Are the polls tightening? That's the question that article after article is asking in these last few days before the election. Wednesday, Rasmussen Reports released a poll that showed Barack Obama's national lead among likely voters had dropped to three points, 50 percent to John McCain's 47 percent, which is Obama's smallest lead in the poll in more than a month. Fox News' most recent poll has Obama leading by just three points as well. And new polls from Quinnipiac University Polling Institute show Obama's lead narrowing in the crucial swing-states of Florida and Ohio.
But a Quinnipiac poll also showed Obama has maintained his substantial double-digit lead in Pennsylvania. And Pollster.com and Fivethirtyeight.com both have Obama with around a six percentage point lead based on aggregates of national polls. So the question remains: Do the polls show John McCain mounting a comeback or not?
Many Republicans would certainly like to think so. Below is a video clip of Bill O'Reilly posted on the conservative blog RedState, in which O'Reilly discusses a Rasmussen poll released Thursday that found voters favoring McCain over Obama on taxes and the economy by a slim margin. O'Reilly thinks its a sign that voters' fears of Obama could lead to a turnaround for McCain on election day.
Except it's far from that clear cut. Right now, the various national polls are giving us a lot of mixed signals. They're like the woman you went on a date with once, but who then didn't return your calls for two weeks, until suddenly -- when you'd finally given up on her for good and deleted her number from your cell -- she phones you out of the blue and asks if you want to meet for dinner. Confusing indeed.

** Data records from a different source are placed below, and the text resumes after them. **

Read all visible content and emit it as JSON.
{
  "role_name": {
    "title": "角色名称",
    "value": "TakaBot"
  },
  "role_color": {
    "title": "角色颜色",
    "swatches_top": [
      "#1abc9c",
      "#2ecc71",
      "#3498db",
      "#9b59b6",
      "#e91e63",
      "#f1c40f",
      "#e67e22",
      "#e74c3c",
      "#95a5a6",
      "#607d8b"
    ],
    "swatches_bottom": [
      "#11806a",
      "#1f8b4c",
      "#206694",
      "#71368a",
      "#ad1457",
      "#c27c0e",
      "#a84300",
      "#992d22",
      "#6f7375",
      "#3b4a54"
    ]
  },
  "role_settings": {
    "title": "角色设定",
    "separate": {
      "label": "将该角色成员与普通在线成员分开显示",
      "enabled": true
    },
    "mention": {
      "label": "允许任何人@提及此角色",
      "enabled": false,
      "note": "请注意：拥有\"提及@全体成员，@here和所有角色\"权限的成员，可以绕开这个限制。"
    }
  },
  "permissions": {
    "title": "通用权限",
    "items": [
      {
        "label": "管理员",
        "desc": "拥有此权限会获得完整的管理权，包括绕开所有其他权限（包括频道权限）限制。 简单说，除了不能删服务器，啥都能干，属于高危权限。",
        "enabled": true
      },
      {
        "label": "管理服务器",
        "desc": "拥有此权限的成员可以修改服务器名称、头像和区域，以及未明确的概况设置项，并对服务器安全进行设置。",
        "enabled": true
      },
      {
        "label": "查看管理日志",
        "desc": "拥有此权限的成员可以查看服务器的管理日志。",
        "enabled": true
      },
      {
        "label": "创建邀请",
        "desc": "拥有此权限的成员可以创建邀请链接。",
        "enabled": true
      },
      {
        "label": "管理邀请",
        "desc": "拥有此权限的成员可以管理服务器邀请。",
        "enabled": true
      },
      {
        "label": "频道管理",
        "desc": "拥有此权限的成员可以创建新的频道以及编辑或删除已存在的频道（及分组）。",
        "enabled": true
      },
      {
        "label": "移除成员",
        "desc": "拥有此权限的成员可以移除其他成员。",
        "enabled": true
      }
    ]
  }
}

The latest CBS/New York Times poll is the newest example of that phenomenon. It shows Obama above 50, and holding on to an 11 point lead among likely voters; specifically, he leads 51-40. This is down two points from the previous CBS/New York Times poll, but this tightening is still within the poll's margin of error.
In a post on his blog for the Atlantic, Marc Ambinder highlights a key point about the recent polls. He writes, "Barack Obama's numbers aren't moving downward. McCain's are moving a bit upwards. (Was he really going to get 39% of the vote?)... In the battlegrounds, except for in McCain's internal polling, there has been NO appreciable tightening. None. Actually, that's wrong. There's been tightening in red states. Georgia. Montana. North Dakota. South Dakota. Arizona." The states Ambinder mentions were supposed to be locks for McCain.
And a certain amount of poll tightening seems to occur immediately before the election almost every year. As Brian Palmer observed in Slate on Sunday, from 1944 to 2000, in 10 of the 15 presidential races, "the candidate who was leading in the polls on Labor Day saw his margin shrink by the time of the final poll." And while Palmer offers up a variety of explanations for this phenomenon, no one knows for sure what accounts for the tightening. Polls aren't a perfect science, after all.
Ultimately, as Politico's Jonathan Martin points out today, national polls are somewhat irrelevant. As everyone who passed seventh grade civics (or who lived through the 2000 election) remembers, we don't decide presidential elections based on a nationwide vote, but rather on a state-by-state basis. By that measurement, as of right now, Obama still maintains a firm lead. Pollster and Fivethirtyeight both have Obama winning Tuesday with over 300 electoral votes. Fivethirtyeight gives McCain only a 4.3 percent chance of winning. And Obama is up in Virginia, New Mexico, Nevada and Colorado -- if he wins those states, the national polling doesn't matter.
For that reason, and others, even if the race does tighten, McCain still might not be able to catch-up. Speaking on a Fox News roundtable, conservative columnist Charles Krauthammer pointed out, "[Obama] has one other advantage -- people who went out and voted early. Pew poll is right that it's heavily Obama by a 10 percent margin. And if it is a third of the vote or even near that, that means McCain has to win among the others by five percent on Election Day to draw even and have a tie. And that's highly unlikely."